The University of Wisconsin men’s hockey team returned from the West Coast with a win and a loss after they beat Colorado College (3-8-0) Friday night before falling to No. 2 Denver University (9-2-3) on Saturday in an 11-goal thriller. UW now improves to 7-5 on the year and is one game away from their season total of eight a year ago.The Badgers opened their weekend off in Colorado Springs, where they hadn’t won since the 2011 season, losing five straight games before ending the drought Friday.Men’s hockey: Badgers dominate offensively on the road, improve to 4-2The University of Wisconsin men’s hockey team impressed in upstate New York this weekend, sweeping their two-game weekend against No. Read…Despite dominating the first period and outshooting the Tigers 14-3, the Badgers were down 1-0 after a breakaway goal halfway through first period. The goal was the only blemish for goalkeeper Jack Berry, who stopped all of the other 11 shots he faced.Momentum swung later in the period as Wisconsin drew a penalty with 13 minutes left in the period. The Badgers capitalized on the opportunity as they’ve done so many times already this season, tying the game at one on a shot from sophomore Will Johnson.Just over a minute and a half later, the Badgers took the lead on a redirected puck by Grant Besse. The goal proved to be the game winner as Wisconsin stifled the Tigers offense the rest of the way.The win over Colorado College was their third of the last four games, something they’ve done only three times this season.
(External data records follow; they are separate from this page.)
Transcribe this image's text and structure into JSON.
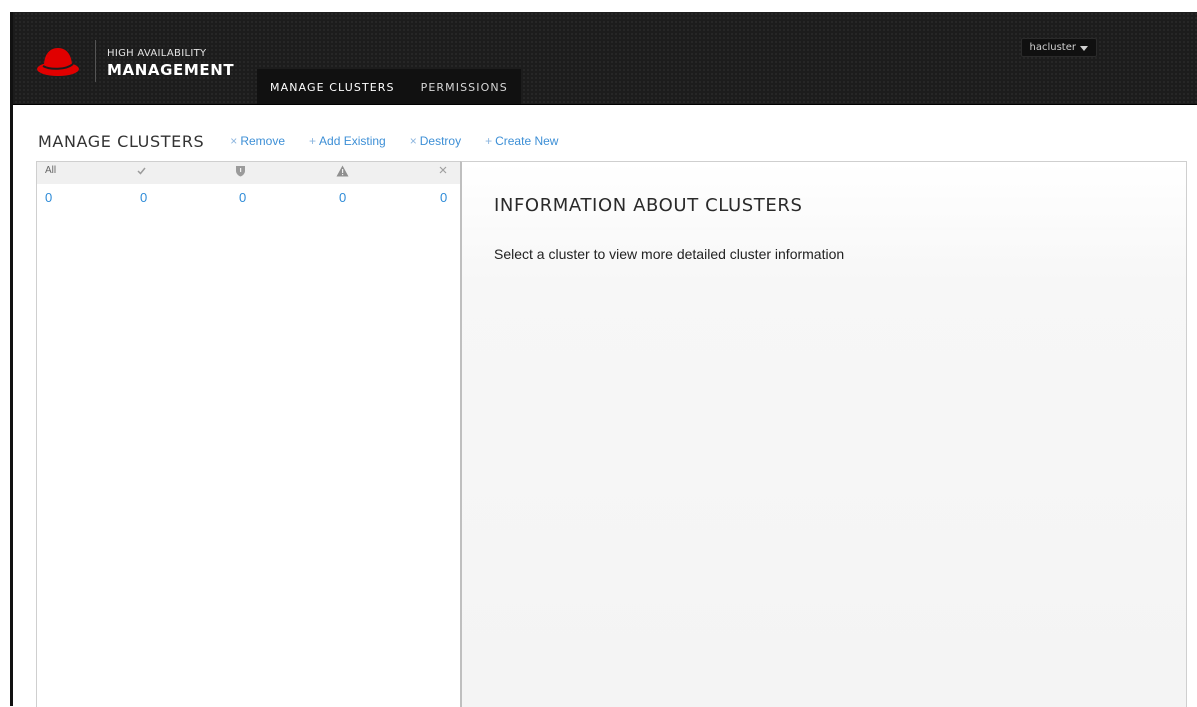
{
  "header": {
    "brand_line1": "HIGH AVAILABILITY",
    "brand_line2": "MANAGEMENT",
    "logo_icon": "redhat-logo-icon",
    "nav_tabs": [
      {
        "label": "MANAGE CLUSTERS",
        "active": true
      },
      {
        "label": "PERMISSIONS",
        "active": false
      }
    ],
    "user": "hacluster",
    "user_caret_icon": "chevron-down-icon"
  },
  "toolbar": {
    "title": "MANAGE CLUSTERS",
    "actions": [
      {
        "symbol": "×",
        "label": "Remove"
      },
      {
        "symbol": "+",
        "label": "Add Existing"
      },
      {
        "symbol": "×",
        "label": "Destroy"
      },
      {
        "symbol": "+",
        "label": "Create New"
      }
    ]
  },
  "filters": [
    {
      "label": "All",
      "icon": "all-text",
      "count": "0"
    },
    {
      "label": "",
      "icon": "check-icon",
      "count": "0"
    },
    {
      "label": "",
      "icon": "shield-icon",
      "count": "0"
    },
    {
      "label": "",
      "icon": "warning-icon",
      "count": "0"
    },
    {
      "label": "",
      "icon": "close-icon",
      "count": "0"
    }
  ],
  "info": {
    "title": "INFORMATION ABOUT CLUSTERS",
    "text": "Select a cluster to view more detailed cluster information"
  },
  "colors": {
    "accent_link": "#3d8fd6",
    "header_bg": "#1c1c1c",
    "brand_red": "#e00000"
  }
}
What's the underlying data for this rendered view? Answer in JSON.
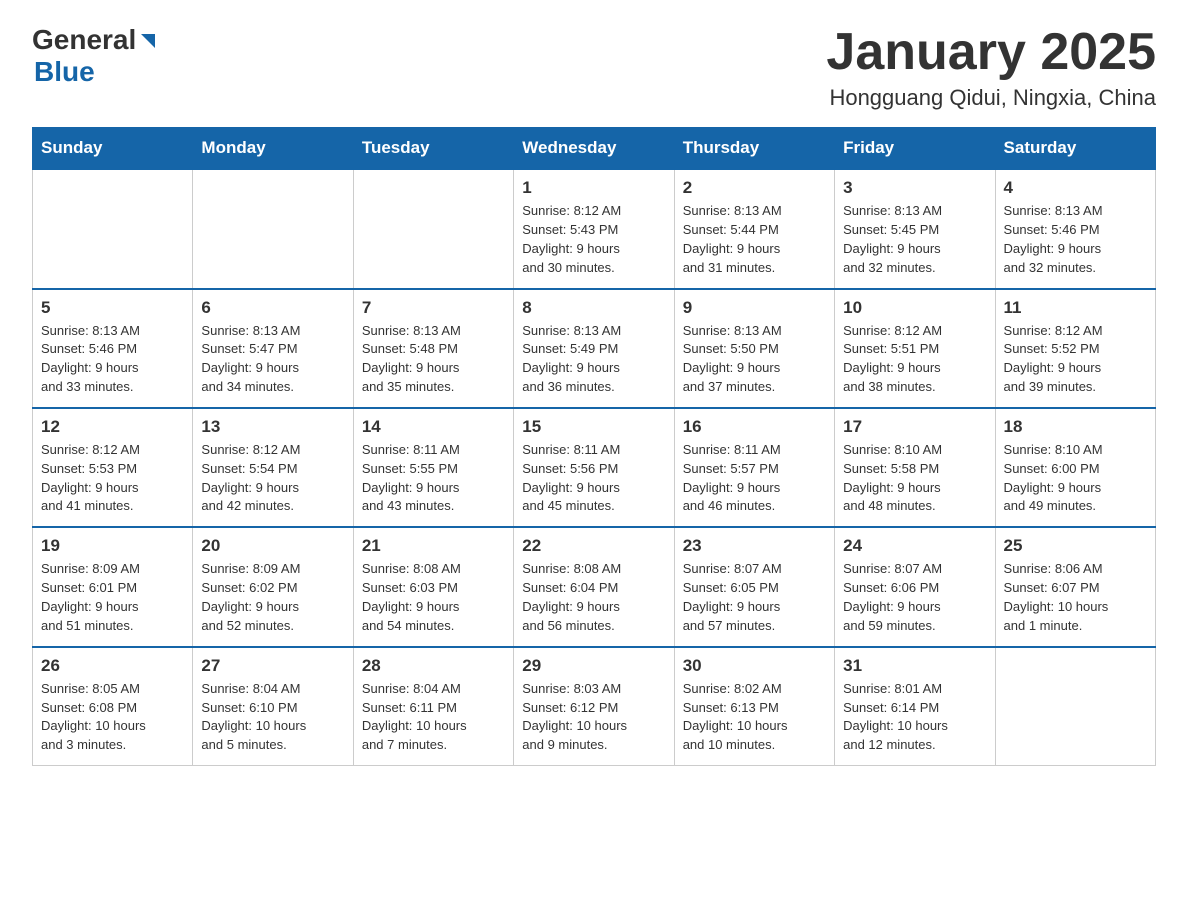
{
  "logo": {
    "general": "General",
    "blue": "Blue"
  },
  "title": "January 2025",
  "subtitle": "Hongguang Qidui, Ningxia, China",
  "days_of_week": [
    "Sunday",
    "Monday",
    "Tuesday",
    "Wednesday",
    "Thursday",
    "Friday",
    "Saturday"
  ],
  "weeks": [
    [
      {
        "day": "",
        "info": ""
      },
      {
        "day": "",
        "info": ""
      },
      {
        "day": "",
        "info": ""
      },
      {
        "day": "1",
        "info": "Sunrise: 8:12 AM\nSunset: 5:43 PM\nDaylight: 9 hours\nand 30 minutes."
      },
      {
        "day": "2",
        "info": "Sunrise: 8:13 AM\nSunset: 5:44 PM\nDaylight: 9 hours\nand 31 minutes."
      },
      {
        "day": "3",
        "info": "Sunrise: 8:13 AM\nSunset: 5:45 PM\nDaylight: 9 hours\nand 32 minutes."
      },
      {
        "day": "4",
        "info": "Sunrise: 8:13 AM\nSunset: 5:46 PM\nDaylight: 9 hours\nand 32 minutes."
      }
    ],
    [
      {
        "day": "5",
        "info": "Sunrise: 8:13 AM\nSunset: 5:46 PM\nDaylight: 9 hours\nand 33 minutes."
      },
      {
        "day": "6",
        "info": "Sunrise: 8:13 AM\nSunset: 5:47 PM\nDaylight: 9 hours\nand 34 minutes."
      },
      {
        "day": "7",
        "info": "Sunrise: 8:13 AM\nSunset: 5:48 PM\nDaylight: 9 hours\nand 35 minutes."
      },
      {
        "day": "8",
        "info": "Sunrise: 8:13 AM\nSunset: 5:49 PM\nDaylight: 9 hours\nand 36 minutes."
      },
      {
        "day": "9",
        "info": "Sunrise: 8:13 AM\nSunset: 5:50 PM\nDaylight: 9 hours\nand 37 minutes."
      },
      {
        "day": "10",
        "info": "Sunrise: 8:12 AM\nSunset: 5:51 PM\nDaylight: 9 hours\nand 38 minutes."
      },
      {
        "day": "11",
        "info": "Sunrise: 8:12 AM\nSunset: 5:52 PM\nDaylight: 9 hours\nand 39 minutes."
      }
    ],
    [
      {
        "day": "12",
        "info": "Sunrise: 8:12 AM\nSunset: 5:53 PM\nDaylight: 9 hours\nand 41 minutes."
      },
      {
        "day": "13",
        "info": "Sunrise: 8:12 AM\nSunset: 5:54 PM\nDaylight: 9 hours\nand 42 minutes."
      },
      {
        "day": "14",
        "info": "Sunrise: 8:11 AM\nSunset: 5:55 PM\nDaylight: 9 hours\nand 43 minutes."
      },
      {
        "day": "15",
        "info": "Sunrise: 8:11 AM\nSunset: 5:56 PM\nDaylight: 9 hours\nand 45 minutes."
      },
      {
        "day": "16",
        "info": "Sunrise: 8:11 AM\nSunset: 5:57 PM\nDaylight: 9 hours\nand 46 minutes."
      },
      {
        "day": "17",
        "info": "Sunrise: 8:10 AM\nSunset: 5:58 PM\nDaylight: 9 hours\nand 48 minutes."
      },
      {
        "day": "18",
        "info": "Sunrise: 8:10 AM\nSunset: 6:00 PM\nDaylight: 9 hours\nand 49 minutes."
      }
    ],
    [
      {
        "day": "19",
        "info": "Sunrise: 8:09 AM\nSunset: 6:01 PM\nDaylight: 9 hours\nand 51 minutes."
      },
      {
        "day": "20",
        "info": "Sunrise: 8:09 AM\nSunset: 6:02 PM\nDaylight: 9 hours\nand 52 minutes."
      },
      {
        "day": "21",
        "info": "Sunrise: 8:08 AM\nSunset: 6:03 PM\nDaylight: 9 hours\nand 54 minutes."
      },
      {
        "day": "22",
        "info": "Sunrise: 8:08 AM\nSunset: 6:04 PM\nDaylight: 9 hours\nand 56 minutes."
      },
      {
        "day": "23",
        "info": "Sunrise: 8:07 AM\nSunset: 6:05 PM\nDaylight: 9 hours\nand 57 minutes."
      },
      {
        "day": "24",
        "info": "Sunrise: 8:07 AM\nSunset: 6:06 PM\nDaylight: 9 hours\nand 59 minutes."
      },
      {
        "day": "25",
        "info": "Sunrise: 8:06 AM\nSunset: 6:07 PM\nDaylight: 10 hours\nand 1 minute."
      }
    ],
    [
      {
        "day": "26",
        "info": "Sunrise: 8:05 AM\nSunset: 6:08 PM\nDaylight: 10 hours\nand 3 minutes."
      },
      {
        "day": "27",
        "info": "Sunrise: 8:04 AM\nSunset: 6:10 PM\nDaylight: 10 hours\nand 5 minutes."
      },
      {
        "day": "28",
        "info": "Sunrise: 8:04 AM\nSunset: 6:11 PM\nDaylight: 10 hours\nand 7 minutes."
      },
      {
        "day": "29",
        "info": "Sunrise: 8:03 AM\nSunset: 6:12 PM\nDaylight: 10 hours\nand 9 minutes."
      },
      {
        "day": "30",
        "info": "Sunrise: 8:02 AM\nSunset: 6:13 PM\nDaylight: 10 hours\nand 10 minutes."
      },
      {
        "day": "31",
        "info": "Sunrise: 8:01 AM\nSunset: 6:14 PM\nDaylight: 10 hours\nand 12 minutes."
      },
      {
        "day": "",
        "info": ""
      }
    ]
  ]
}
After the victory Friday, the Badgers headed north to play a dominant Denver squad at their home in the capital of the state.Wisconsin opened the scoring 12 minutes into the game when Seamus Malone’s shot took a fortunate bounce off of a Denver defenseman before going in.Men’s hockey: Badgers split series against Merrimack 1-1, continue impressive startIt was a tale of two nights as the University of Wisconsin men’s hockey team returned to action this weekend Read…The lead didn’t last long, however, as the Pioneers scored two straight to give them the lead going into the second period.Wisconsin lashed back just 16 seconds into the second period, with a power-play goal from sophomore Luke Kunin. The Badgers’ captain one-timed a pass from Grant Besse past Tanner Jaillet to tie the game at two.Just as a penalty helped the Badgers tie the game up, a penalty against Wisconsin helped Denver take the lead and never look back. The Pioneers capitalized on a man advantage with 13 minutes left in the second period to take a 3-2 lead, which they only continued to add to. Denver added another goal 30 seconds later and a third with two minutes left in the period to give Denver a 5-2 lead going into the third.The Badgers fought back valiantly in the third, trading goals with Denver to start the period before Wisconsin capitalized twice on a major power-play to bring the score to 6-5 with 7:30 left. Denver changed goalies after UW brought the score within one, a move that payed off as the Badgers were unable to put one past him to equalize.The high scoring thriller with the second ranked team in the nation is a sign of drastic improvement for a Badger squad looking for a marquee win to push them into prominence. Wisconsin received four votes to be ranked in the NCAA top 25 this week, a mark that the program hasn’t reached in well over a year.Wisconsin returns to the Kohl Center next weekend as they face off against Omaha University. The games are set for 7:30 p.m. CT Friday and 8:00 p.m. Saturday.